╭──

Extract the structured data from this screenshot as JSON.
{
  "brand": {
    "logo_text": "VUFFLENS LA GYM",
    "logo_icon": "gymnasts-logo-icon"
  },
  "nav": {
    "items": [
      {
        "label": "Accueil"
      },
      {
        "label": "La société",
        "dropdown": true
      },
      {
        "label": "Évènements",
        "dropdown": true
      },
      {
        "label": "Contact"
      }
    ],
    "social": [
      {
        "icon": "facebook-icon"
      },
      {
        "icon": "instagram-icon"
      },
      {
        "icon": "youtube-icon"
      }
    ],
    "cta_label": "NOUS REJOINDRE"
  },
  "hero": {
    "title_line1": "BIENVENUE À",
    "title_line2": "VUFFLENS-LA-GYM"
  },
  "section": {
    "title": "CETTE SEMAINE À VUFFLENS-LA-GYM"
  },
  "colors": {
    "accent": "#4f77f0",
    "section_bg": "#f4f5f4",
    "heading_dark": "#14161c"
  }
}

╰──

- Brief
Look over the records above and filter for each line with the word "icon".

- Solution to this exercise
    "logo_icon": "gymnasts-logo-icon"
        "icon": "facebook-icon"
        "icon": "instagram-icon"
        "icon": "youtube-icon"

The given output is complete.